According to the court, the evidence of fees presented to the court includes a report by the National Law Journal concerning fees billed by the largest law firms in the country.  “This is a well-known publication that is recognized throughout the legal profession,” the court said, indicating that it could go by those rates. 

In the article, Littler Mendelson had told the National Law Journal that the average billing rate of its partners was $550 per hour, with some partners charging as much as $615 per hour. In that same article, Covington & Burling stated that its average rate for partners was $780 per hour.

Article: Using Regional Fee Scales as Evidence of Reasonable Rates

October 20, 2016

A recent article in the DRI’s For the Defense, “Using Regional Fee Scales as Evidence of Reasonable Rates (pdf),” by John E. Zulkey, provides a comprehensive look at the hourly rates of independent counsel.  The article concludes:

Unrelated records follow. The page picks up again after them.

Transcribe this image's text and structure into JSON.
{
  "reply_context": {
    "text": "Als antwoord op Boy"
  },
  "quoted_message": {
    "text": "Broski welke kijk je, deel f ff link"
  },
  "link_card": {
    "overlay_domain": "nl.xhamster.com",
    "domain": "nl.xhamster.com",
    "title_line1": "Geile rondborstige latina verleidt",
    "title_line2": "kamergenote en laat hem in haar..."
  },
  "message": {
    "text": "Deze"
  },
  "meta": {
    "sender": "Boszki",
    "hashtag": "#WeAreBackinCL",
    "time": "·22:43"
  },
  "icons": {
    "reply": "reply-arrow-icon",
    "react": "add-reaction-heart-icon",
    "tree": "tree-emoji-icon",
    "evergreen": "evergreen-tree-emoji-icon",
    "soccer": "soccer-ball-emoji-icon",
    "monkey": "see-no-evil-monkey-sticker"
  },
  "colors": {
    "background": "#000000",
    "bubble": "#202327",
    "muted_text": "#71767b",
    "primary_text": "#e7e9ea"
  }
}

The matrices described above are no sil­ver bullet against runaway rates for inde­pendent counsel, and it would be folly for any coverage counsel to argue that a court or an arbitrator is bound by them.  But as the chief judge of the U.S. Court for the Northern District of California explained in applying the Laffey Matrix, “[T]he court must find some objective source for setting counsel’s hourly rates; the court cannot simply look at a lone out-of-context dol­lar figure and pronounce it ‘reasonable.’” In re HPL Tech., Inc. Sec. Litig., 366 F. Supp. at 921–22.

At present, courts and arbitration pan­els are frequently without such an objec­tive source.  Panel counsel rates have been rejected as benchmarks in most states, and the opinions of even seasoned experts on the issue may encounter skepticism.  Accordingly, even if these matrices are not strictly enforced, they may be of use in anchoring a court or a panel to a reasonable range of rates.

John E. Zulkey is an associate with McCullough, Campbell & Lane LLP in Chicago, with experience in a wide range of cov­erage issues, including a specialization in coverage for professional liability claims.  In addition to being a member of DRI and author of the Illinois and Missouri chapters of the DRI Professional Liability Compendium, Mr. Zulkey was the chair of the Chicago Bar Association Civil Practice Committee and was formerly a captain in the U.S. Army.  He has been cited by state and federal courts for his numerous publications on Related and Interrelated Acts Provisions.

This article was posted with permission.